It seems that when Marcich was saying that, she had a similar situation in mind. The New Silk Road is a crucial and fast-developing part of the global supply chain, putting rail freight at the forefront of transportation. However, it looks like it has the possibility of becoming a dangerous card on the table of diplomatic and political games. Should China have the liberty of just cancelling Eurasian train services in the name of political disputes? And shouldn’t the New Silk Road focus only on transportation purposes?
This could be some food for thought for European policymakers. Maybe it’s time to address this issue more seriously and examine how Eurasian rail transport should stay out of such processes. After all, it does not make sense to promote rail freight as the future of transcontinental transportation and simultaneously cancelling trains so easy. In fact, this is the best way to lose the trust of the supply chain.
Impact assessment for Lithuania
For now, let’s take a look at the scenario of China suspending rail freight traffic to and from Lithuania. As mentioned before, Lithuanian Railways claimed that such a development is insignificant. Looking at the trade figures for 2020, the total value of China’s good exports to Lithuania was US dollars 180,782,000 (about 153,813,845 euros and the total value of China’s good imports from Lithuania was US dollars 487,539,000 (about 414,810,370 euros).
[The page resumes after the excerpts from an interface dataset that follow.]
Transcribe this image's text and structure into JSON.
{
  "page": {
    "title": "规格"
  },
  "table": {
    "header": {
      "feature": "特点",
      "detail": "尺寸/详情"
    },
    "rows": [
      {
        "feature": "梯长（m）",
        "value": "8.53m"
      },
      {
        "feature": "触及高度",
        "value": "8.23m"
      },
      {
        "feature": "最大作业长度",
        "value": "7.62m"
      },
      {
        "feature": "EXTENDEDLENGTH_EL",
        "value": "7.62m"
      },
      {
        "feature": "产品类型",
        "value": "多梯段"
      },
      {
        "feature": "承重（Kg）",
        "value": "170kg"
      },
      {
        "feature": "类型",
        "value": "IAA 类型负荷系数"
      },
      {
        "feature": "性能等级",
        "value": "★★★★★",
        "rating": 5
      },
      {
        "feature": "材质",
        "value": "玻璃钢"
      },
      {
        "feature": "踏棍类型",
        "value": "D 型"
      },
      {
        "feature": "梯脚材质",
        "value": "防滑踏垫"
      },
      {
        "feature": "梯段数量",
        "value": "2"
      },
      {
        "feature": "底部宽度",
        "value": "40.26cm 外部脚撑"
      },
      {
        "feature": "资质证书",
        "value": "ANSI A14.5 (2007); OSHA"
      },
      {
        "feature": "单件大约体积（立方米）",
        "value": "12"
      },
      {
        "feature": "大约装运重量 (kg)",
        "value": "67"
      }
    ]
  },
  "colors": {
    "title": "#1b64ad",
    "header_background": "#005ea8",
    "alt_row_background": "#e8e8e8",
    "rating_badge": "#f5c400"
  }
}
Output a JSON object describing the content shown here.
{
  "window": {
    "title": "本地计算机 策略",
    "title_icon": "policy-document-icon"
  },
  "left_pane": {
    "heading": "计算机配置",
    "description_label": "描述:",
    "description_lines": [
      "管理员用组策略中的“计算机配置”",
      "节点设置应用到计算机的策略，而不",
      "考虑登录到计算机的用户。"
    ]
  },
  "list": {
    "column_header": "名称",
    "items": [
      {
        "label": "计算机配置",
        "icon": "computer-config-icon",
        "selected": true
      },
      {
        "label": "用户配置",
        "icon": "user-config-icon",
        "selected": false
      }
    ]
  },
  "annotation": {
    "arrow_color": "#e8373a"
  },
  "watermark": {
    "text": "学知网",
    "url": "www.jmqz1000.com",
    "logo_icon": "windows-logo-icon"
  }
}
According to LTG Cargo, rail freight traffic between China and Lithuania in the first nine months of 2020 amounted to 1,980 TEUs, mainly westbound. In the same period, China-Europe trains carried 795,000 TEUs. Understandably, the China-Lithuania volumes are a drop in the bucket of the New Silk Road. A trade disruption with China cannot break its foundation, but the losses are not insignificant either.
China could have a bigger problem
The importance of Lithuania on the China-Europe express map comes mainly from its massive potential as a transit country. First of all, it is necessary to mention the Kaliningrad route, which has become very popular in the market in recent years, and on which Lithuania is a mandatory stop. The Kaliningrad route has the advantage of avoiding the congestion in Małaszewicze and the high timeliness guaranteed by the fact that there is no need to change the rail gauge. If the line to Lithuania were disrupted, the goods would have to be changed at the busy Polish/Belarusian border crossing to the EU standard gauge before reaching the Russian enclave.
In addition, Lithuania’s location on the Baltic Sea coast makes it an ideal transit point for connecting China with Western and Northern Europe. Goods transported by rail to Lithuania can be quickly distributed to countries such as Germany, the Netherlands, Denmark and Sweden via the extensive sea connections at its main port of Klaipeda. Kaspars Briškens, director of strategic development at the Baltic Railway Union, gave an example at the opening of the Xi’an-Vilnius line: “Many shipments from China to Stockholm, Sweden, now take the traditional route via Duisburg, which takes about two weeks, and from Duisburg to Sweden via Denmark, which is time-consuming and expensive. The sea-rail transit through the Baltic Sea region is much more reasonable and efficient.”
This article was written jointly with Huilin Shi, editor of our sister publication RailFreight.cn